This article first appeared in the July print edition of Christianity Today.
Call Ann Fink crazy, but the intrepid grandmother has a tradition to uphold. She’s toured Israel, Jordan, and Egypt with 8 of her 13 granddaughters. Victoria, a preteen, is number 9.
“Her parents are not afraid,” said Fink, a Pennsylvania native, while visiting Egypt with Victoria. “We believe we can die at any time. Only God knows when and where.”
Neither tourist knew just how much visits like theirs support the region’s beleaguered Christians.
From a high-water mark of $7.2 billion in 2010, tourism revenue in Egypt has fallen by 76 percent following the unrest of the Arab Spring. The decline has devastated the economy and, with it, Egypt’s Christians.

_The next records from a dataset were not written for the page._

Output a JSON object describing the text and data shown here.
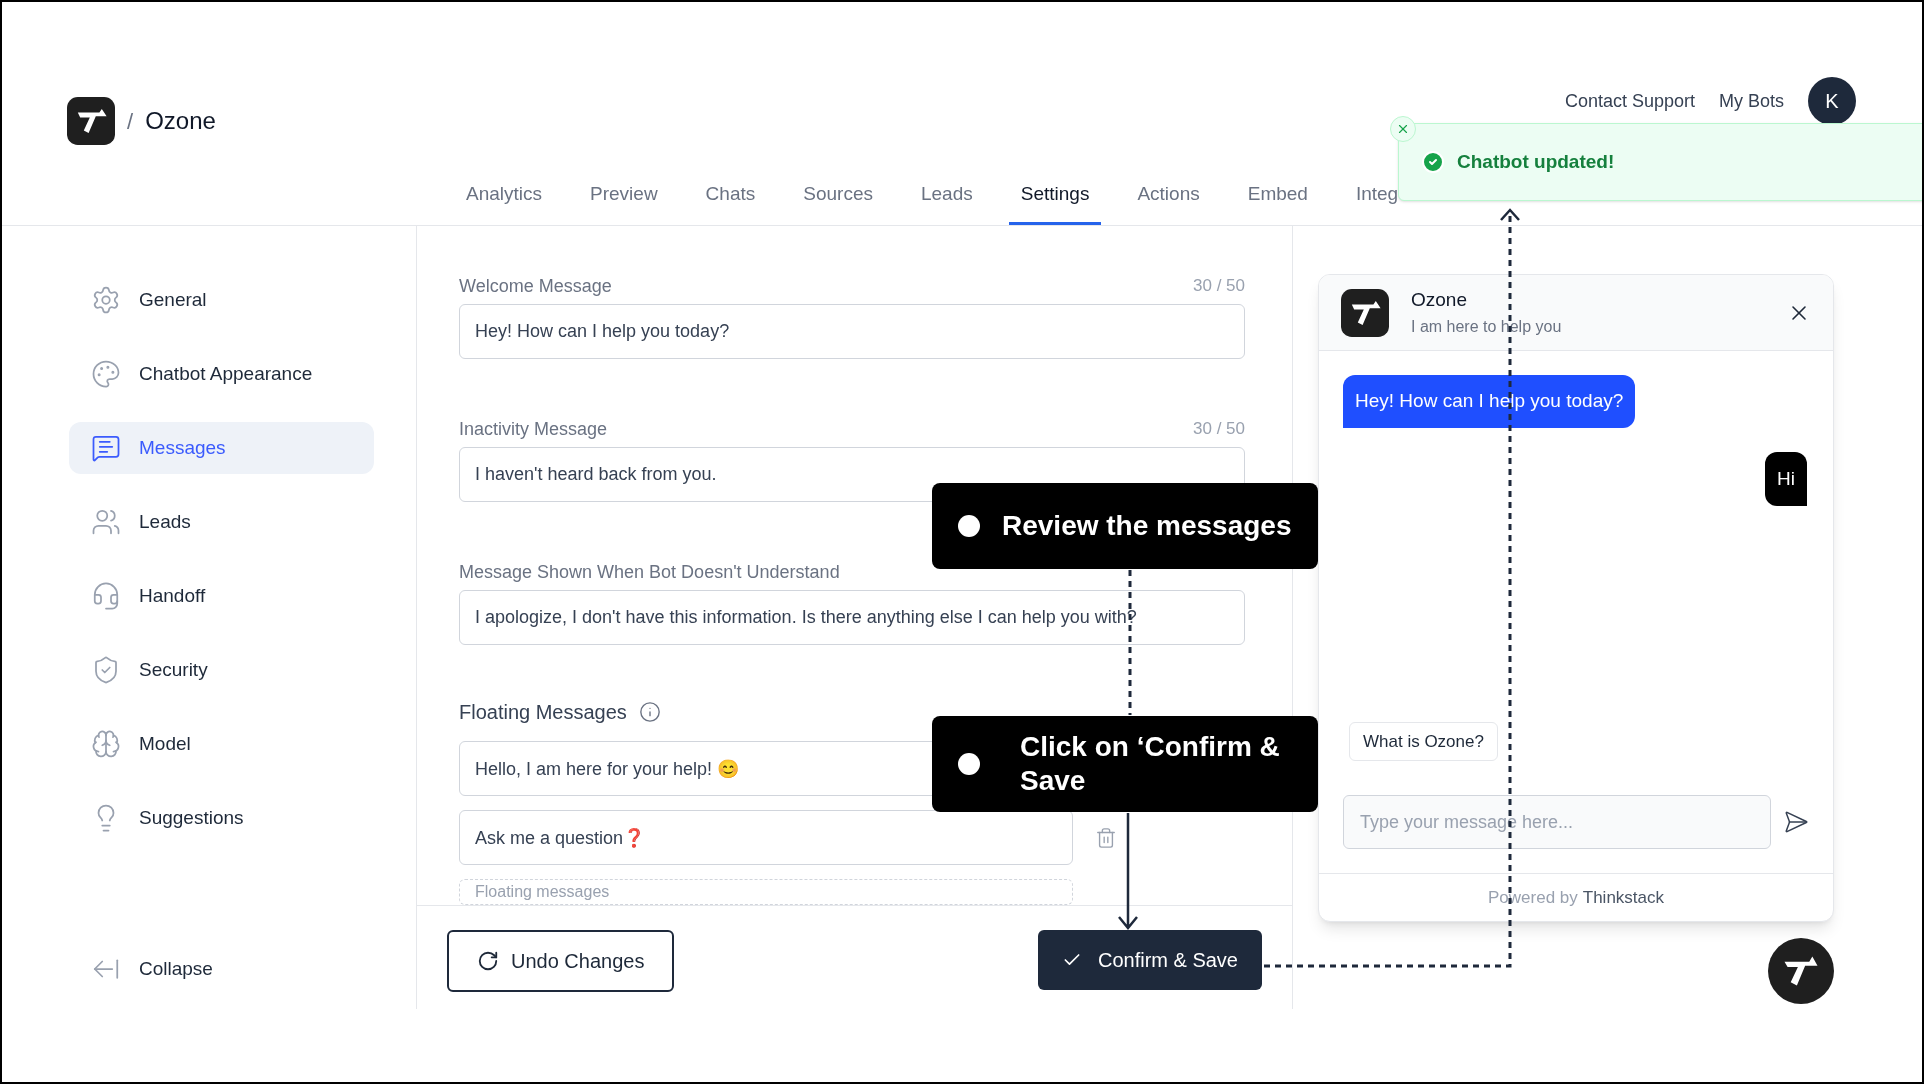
{
  "brand": {
    "separator": "/",
    "name": "Ozone"
  },
  "top_links": [
    "Contact Support",
    "My Bots"
  ],
  "avatar": "K",
  "tabs": [
    {
      "label": "Analytics",
      "selected": false
    },
    {
      "label": "Preview",
      "selected": false
    },
    {
      "label": "Chats",
      "selected": false
    },
    {
      "label": "Sources",
      "selected": false
    },
    {
      "label": "Leads",
      "selected": false
    },
    {
      "label": "Settings",
      "selected": true
    },
    {
      "label": "Actions",
      "selected": false
    },
    {
      "label": "Embed",
      "selected": false
    },
    {
      "label": "Integ",
      "selected": false
    }
  ],
  "toast": {
    "message": "Chatbot updated!"
  },
  "sidebar": {
    "items": [
      {
        "label": "General",
        "selected": false
      },
      {
        "label": "Chatbot Appearance",
        "selected": false
      },
      {
        "label": "Messages",
        "selected": true
      },
      {
        "label": "Leads",
        "selected": false
      },
      {
        "label": "Handoff",
        "selected": false
      },
      {
        "label": "Security",
        "selected": false
      },
      {
        "label": "Model",
        "selected": false
      },
      {
        "label": "Suggestions",
        "selected": false
      }
    ],
    "collapse": "Collapse"
  },
  "fields": [
    {
      "label": "Welcome Message",
      "count": "30 / 50",
      "value": "Hey! How can I help you today?"
    },
    {
      "label": "Inactivity Message",
      "count": "30 / 50",
      "value": "I haven't heard back from you."
    },
    {
      "label": "Message Shown When Bot Doesn't Understand",
      "value": "I apologize, I don't have this information. Is there anything else I can help you with?"
    }
  ],
  "floating": {
    "title": "Floating Messages",
    "messages": [
      "Hello, I am here for your help! 😊",
      "Ask me a question❓"
    ],
    "placeholder": "Floating messages"
  },
  "footer": {
    "undo": "Undo Changes",
    "confirm": "Confirm & Save"
  },
  "callouts": [
    "Review the messages",
    "Click on ‘Confirm & Save"
  ],
  "chat": {
    "name": "Ozone",
    "subtitle": "I am here to help you",
    "messages": [
      {
        "kind": "bot",
        "text": "Hey! How can I help you today?"
      },
      {
        "kind": "user",
        "text": "Hi"
      }
    ],
    "suggestion": "What is Ozone?",
    "placeholder": "Type your message here...",
    "powered_by": "Powered by",
    "powered_brand": "Thinkstack"
  }
}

Copts, an estimated 10 percent of the population, make up more than half of tour operators and more than a quarter of the tourism workforce, according to Adel el-Gendy, a general manager in the Tourism Development Authority. Christians have better connections to the West, he said, and are often more skilled with languages.
Gendy, a Muslim, has been assigned development of the Holy Family route—25 locations that, according to tradition, were visited by Jesus, Joseph, and Mary as they fled Herod’s wrath. Relaunched with government and church fanfare in 2014, the route is close to being designated as a World Heritage site by UNESCO, he said. But the project has struggled as tourists stay away.
The route runs through Old Cairo, which boasts churches dating back to the fourth century but feels like a ghost town. Souvenir shops are open, but their lights dim. “Our income has dropped by 90 percent,” said Angelos Gergis, the Coptic Orthodox priest at St. Sergius Church, built above a cave where tradition says the Holy Family stayed three months. “We are assigned to assist 100 poor families in the area, but we used to help so many more.”
There are no tourist fees at Christian religious sites, but many visitors leave donations. “You can see things in Egypt you won’t see anywhere else,” he said. “And if you have any sympathy for us, please come. Your visit does help…
Please click here to read the rest of the article at Christianity Today.
One reply on “Want to Help Christians Stay in the Middle East? Start with Your Vacation”
Well said Jayson and so true, praying that this is picked up by the secular nationals to counter act on the continuous negative misinformation which is a large reason for tourists being put off. Do you have any contact with Christian Today which I believe is more UK based., but it would be nice to see it appear in there.
This picks up one of the biggest points that I have found my self biting my tongue, as a westerner are we able to say that Christians should not leave the area. However in your title you have put it so well. I continue to pray that this trend will be reversed as strength is gained in numbers. It is something that we need to continue to pray about.
On a visit to The Hanging church in Mar Georgis a few years ago I picked up a large book not quite A3 size on the Holy families exile to Egypt, which I ended up giving to Brian Harding of Daily Audio Bible when ai met him in London last year. When I was in Cairo last time I managed to return to the church, but unfortunately, I could not replace it with the same book but what I did manage to do was to pick up a smaller a5 sized book,,